The Plenary of the First Chamber of the Supreme Court has ruled in favor of the bank with the interest rates of the ‘revolving’ cards. The High Court has dismissed an appeal against a sentence in which the interest of 23.9% APR agreed in a ‘revolving’ contract was declared non-usurious and has established the criterion that the interest is “significantly higher” if the difference between the average market and agreed rate exceeds 6 percentage points, according to the sentence to which Europa Press has agreed.
The recurring subscription on May 3, 2004 of a Visa credit card contract, ‘revolving’ modality, with the entity Barclays Bank and with a remunerative interest of 23.9% TAE. The financial entity assigned its credit to Estrella Receible and later sued the cardholder claiming the amount owed. The Court of First Instance number 3 of Huelva dismissed the claim and declared the usurious nature of the agreed interest because it was “significantly higher” than the average interest on consumer loans.
Subsequently, the Provincial Court of Huelva upheld the appeal in part. Thus, it rejected the suitability of the average rates of consumer loans to make the comparison as it is a credit card, and believed that the usual interest in this type of contract in 2012 was 20.90% or higher.
However, the remunerative interest was not expected to be usurious because it was not notoriously higher than that normally agreed and discounted some amounts for commissions for claims of unpaid installments. Against this decision, the defendant filed an appeal, which has now been dismissed by the Supreme Court.
The High Court reiterates that the index that must be taken into consideration to determine if the agreed interest is higher than normal is the equivalent annual rate (TAE) must be compared with the average interest applicable at the time of contracting to the corresponding category. to the disputed operation. For contracts signed after the Bank of Spain statistical bulletin broke down the type of revolving credit since June 2010, the comparison parameter is the average interest rate published at each time.
The published interest is slightly lower than the APR
The Chamber warns that the interest rate analyzed by the Bank of Spain in the statistical bulletin is the TEDR (restricted definition effective rate) which is equivalent to the APR without commissions. For this reason, the Supreme Court indicates that the published interest is slightly lower than the APR and can be supplemented with the commissions generally applied by financial institutions. For the court, this difference between the TEDR and the TAE is not very decisive to assess usury because it is required that the agreed interest is certainly higher than the normal market rate, that is, it is not enough that it is merely higher.
In this case, the focus is on determining what the normal market interest rate was for revolving in 2004, a time when there were no detailed statistics from the Bank of Spain.
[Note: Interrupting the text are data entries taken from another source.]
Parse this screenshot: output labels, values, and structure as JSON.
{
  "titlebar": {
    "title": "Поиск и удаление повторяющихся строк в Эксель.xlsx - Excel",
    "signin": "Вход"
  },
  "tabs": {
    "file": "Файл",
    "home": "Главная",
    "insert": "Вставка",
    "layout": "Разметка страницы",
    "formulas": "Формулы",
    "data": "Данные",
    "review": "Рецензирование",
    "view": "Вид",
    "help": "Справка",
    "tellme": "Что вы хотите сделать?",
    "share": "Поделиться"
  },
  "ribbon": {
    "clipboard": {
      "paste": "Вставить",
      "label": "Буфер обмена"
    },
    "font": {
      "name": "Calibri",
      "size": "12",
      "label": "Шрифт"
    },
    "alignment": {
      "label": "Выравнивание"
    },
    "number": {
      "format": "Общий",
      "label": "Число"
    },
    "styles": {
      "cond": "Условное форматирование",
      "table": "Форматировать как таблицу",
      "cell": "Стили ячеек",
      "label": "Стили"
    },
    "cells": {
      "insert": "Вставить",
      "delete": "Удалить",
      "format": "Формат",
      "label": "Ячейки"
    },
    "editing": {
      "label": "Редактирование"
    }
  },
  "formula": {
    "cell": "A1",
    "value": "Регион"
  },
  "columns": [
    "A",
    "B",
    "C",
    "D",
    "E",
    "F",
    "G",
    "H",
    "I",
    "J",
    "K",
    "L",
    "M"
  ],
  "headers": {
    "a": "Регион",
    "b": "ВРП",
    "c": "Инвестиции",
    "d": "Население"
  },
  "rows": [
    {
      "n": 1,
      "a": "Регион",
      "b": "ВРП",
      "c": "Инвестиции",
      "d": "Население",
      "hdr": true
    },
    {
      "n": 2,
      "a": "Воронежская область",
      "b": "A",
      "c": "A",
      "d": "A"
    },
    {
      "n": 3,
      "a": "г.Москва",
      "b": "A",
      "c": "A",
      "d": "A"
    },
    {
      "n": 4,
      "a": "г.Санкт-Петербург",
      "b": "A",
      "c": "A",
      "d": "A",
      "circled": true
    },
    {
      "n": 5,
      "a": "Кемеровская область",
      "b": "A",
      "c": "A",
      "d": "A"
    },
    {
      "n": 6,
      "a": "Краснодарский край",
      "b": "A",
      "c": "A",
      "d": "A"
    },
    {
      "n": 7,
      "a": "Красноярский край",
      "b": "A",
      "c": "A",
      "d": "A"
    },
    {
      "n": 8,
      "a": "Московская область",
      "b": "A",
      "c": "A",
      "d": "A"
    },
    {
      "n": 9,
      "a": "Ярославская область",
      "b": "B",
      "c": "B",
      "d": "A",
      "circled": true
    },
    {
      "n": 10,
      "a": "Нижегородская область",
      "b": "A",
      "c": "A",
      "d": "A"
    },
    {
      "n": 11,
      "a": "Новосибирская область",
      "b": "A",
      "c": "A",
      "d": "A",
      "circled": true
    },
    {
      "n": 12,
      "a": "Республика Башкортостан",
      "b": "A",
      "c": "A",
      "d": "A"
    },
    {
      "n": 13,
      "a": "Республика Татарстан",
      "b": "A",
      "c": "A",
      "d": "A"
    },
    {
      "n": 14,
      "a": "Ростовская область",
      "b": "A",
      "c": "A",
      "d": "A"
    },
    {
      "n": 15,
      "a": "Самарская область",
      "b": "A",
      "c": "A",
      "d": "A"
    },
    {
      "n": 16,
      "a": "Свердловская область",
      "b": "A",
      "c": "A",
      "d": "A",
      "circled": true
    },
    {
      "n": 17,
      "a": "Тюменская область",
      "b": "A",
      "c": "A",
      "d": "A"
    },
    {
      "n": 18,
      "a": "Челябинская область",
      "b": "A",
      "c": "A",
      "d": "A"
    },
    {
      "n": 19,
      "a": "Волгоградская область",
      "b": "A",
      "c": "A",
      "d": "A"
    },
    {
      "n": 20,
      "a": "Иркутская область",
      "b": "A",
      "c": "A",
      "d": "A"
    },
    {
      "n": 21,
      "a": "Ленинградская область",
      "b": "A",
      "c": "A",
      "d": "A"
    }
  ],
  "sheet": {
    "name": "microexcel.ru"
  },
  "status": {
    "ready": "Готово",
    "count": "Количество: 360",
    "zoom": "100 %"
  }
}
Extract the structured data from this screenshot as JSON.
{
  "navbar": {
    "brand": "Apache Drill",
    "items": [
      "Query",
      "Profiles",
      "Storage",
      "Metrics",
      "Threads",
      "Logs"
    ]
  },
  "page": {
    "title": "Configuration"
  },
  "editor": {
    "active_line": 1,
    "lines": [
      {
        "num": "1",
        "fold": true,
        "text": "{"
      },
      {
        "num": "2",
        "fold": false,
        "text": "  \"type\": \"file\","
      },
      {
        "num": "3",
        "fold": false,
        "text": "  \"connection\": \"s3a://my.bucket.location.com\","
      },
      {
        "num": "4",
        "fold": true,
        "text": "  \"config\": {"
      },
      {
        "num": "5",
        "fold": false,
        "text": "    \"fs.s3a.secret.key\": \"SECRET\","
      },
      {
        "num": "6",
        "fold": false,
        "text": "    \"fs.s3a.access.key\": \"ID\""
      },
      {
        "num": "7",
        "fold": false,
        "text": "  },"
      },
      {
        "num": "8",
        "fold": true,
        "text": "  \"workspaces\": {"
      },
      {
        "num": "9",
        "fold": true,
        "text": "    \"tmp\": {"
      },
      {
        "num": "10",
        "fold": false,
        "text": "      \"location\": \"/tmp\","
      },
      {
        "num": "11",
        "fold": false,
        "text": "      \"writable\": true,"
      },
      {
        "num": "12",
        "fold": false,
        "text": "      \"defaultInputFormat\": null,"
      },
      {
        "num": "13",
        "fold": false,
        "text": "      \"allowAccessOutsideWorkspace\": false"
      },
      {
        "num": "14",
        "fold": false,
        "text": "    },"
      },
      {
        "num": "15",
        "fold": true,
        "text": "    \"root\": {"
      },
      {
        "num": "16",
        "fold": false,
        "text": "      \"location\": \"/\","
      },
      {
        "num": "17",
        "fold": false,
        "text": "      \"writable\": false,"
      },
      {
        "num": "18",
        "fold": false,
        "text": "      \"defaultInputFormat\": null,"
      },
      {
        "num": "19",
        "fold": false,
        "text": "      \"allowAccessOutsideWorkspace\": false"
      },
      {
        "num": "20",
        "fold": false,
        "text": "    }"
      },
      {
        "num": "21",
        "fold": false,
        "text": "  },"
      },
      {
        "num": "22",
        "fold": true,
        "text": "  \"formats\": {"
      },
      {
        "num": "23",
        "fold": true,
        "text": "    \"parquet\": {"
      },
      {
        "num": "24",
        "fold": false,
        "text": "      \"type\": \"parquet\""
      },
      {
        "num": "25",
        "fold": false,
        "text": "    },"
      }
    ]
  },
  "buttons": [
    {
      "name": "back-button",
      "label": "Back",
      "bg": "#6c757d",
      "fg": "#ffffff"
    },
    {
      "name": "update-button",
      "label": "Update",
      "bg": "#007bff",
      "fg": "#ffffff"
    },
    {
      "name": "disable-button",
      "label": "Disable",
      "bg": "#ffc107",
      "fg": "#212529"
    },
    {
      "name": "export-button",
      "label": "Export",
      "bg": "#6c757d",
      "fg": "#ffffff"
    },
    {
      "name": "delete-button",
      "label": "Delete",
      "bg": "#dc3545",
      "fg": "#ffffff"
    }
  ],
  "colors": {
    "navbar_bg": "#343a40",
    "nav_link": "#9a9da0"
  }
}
The Supreme Court points out that, to identify this normal interest, as a general rule, the specific information closest in time must be used, which is that broken down by the Bank of Spain in 2010.
“In general, for the prosecution of these cases of credit cards contracted in the first decade of this century, the specific information closest in time must be used. This is the one that was offered in 2010. According to the statistical bulletin ( of the Bank of Spain), the average TEDR rate that year was 19.32%, so we can start as a guide from the 2010 index (19.32%), with the appropriate destruction to adapt it to the APR”, explains the court.
On the other hand, it also studies the legal criterion on the acceptable upper margin in order not to incur usury in the face of predictability requirements in a context of mass litigation. In this sense, the court has established that in revolving -whose average interest has so far been above 15%-, the interest is “significantly higher” if the difference between the average market rate and the agreement exceeds six percentage points.
In the specific case studied by the court, the average rate at the time of contracting was “slightly higher” than 20% and the agreed interest (23.9% APR) does not exceed six points, so the Supreme Court does not consider the interest ” clearly superior” or usurious and, consequently, dismisses the appeal.